**EXERCISE BRIEF**
Retype each entry below exactly. Do not carry any image over.

.....

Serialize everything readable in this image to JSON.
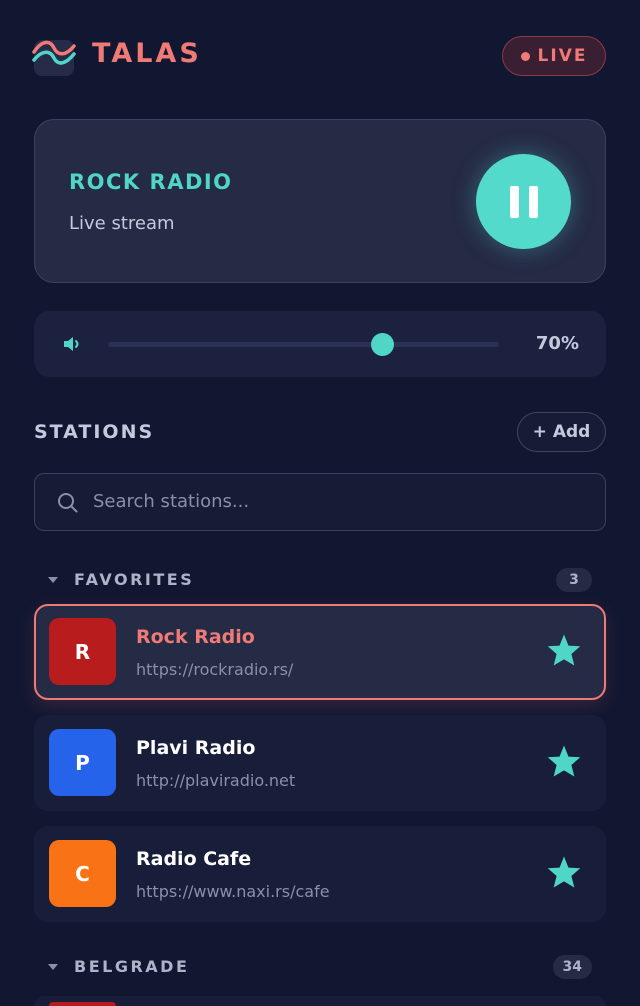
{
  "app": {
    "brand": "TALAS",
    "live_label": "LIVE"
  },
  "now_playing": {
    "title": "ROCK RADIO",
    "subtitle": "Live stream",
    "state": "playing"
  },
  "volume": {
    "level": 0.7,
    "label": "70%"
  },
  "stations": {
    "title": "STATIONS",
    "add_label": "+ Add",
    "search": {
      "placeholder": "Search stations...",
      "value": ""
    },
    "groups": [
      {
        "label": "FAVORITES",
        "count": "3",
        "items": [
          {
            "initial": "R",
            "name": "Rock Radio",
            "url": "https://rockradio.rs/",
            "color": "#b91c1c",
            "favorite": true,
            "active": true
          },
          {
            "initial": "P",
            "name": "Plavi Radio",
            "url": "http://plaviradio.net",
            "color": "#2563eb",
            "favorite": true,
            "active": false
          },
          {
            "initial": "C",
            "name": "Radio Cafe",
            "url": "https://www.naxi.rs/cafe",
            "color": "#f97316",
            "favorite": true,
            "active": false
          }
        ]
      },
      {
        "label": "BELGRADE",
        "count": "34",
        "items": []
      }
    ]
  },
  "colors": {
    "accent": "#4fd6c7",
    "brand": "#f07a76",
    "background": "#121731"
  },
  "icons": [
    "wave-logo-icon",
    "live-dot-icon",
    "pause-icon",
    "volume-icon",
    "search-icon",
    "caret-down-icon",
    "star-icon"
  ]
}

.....

**ANSWER TO THE PROBLEM**
Serialize everything readable in this image to JSON.
{
  "app": {
    "brand": "TALAS",
    "live_label": "LIVE"
  },
  "now_playing": {
    "title": "ROCK RADIO",
    "subtitle": "Live stream",
    "state": "playing"
  },
  "volume": {
    "level": 0.7,
    "label": "70%"
  },
  "stations": {
    "title": "STATIONS",
    "add_label": "+ Add",
    "search": {
      "placeholder": "Search stations...",
      "value": ""
    },
    "groups": [
      {
        "label": "FAVORITES",
        "count": "3",
        "items": [
          {
            "initial": "R",
            "name": "Rock Radio",
            "url": "https://rockradio.rs/",
            "color": "#b91c1c",
            "favorite": true,
            "active": true
          },
          {
            "initial": "P",
            "name": "Plavi Radio",
            "url": "http://plaviradio.net",
            "color": "#2563eb",
            "favorite": true,
            "active": false
          },
          {
            "initial": "C",
            "name": "Radio Cafe",
            "url": "https://www.naxi.rs/cafe",
            "color": "#f97316",
            "favorite": true,
            "active": false
          }
        ]
      },
      {
        "label": "BELGRADE",
        "count": "34",
        "items": []
      }
    ]
  },
  "colors": {
    "accent": "#4fd6c7",
    "brand": "#f07a76",
    "background": "#121731"
  },
  "icons": [
    "wave-logo-icon",
    "live-dot-icon",
    "pause-icon",
    "volume-icon",
    "search-icon",
    "caret-down-icon",
    "star-icon"
  ]
}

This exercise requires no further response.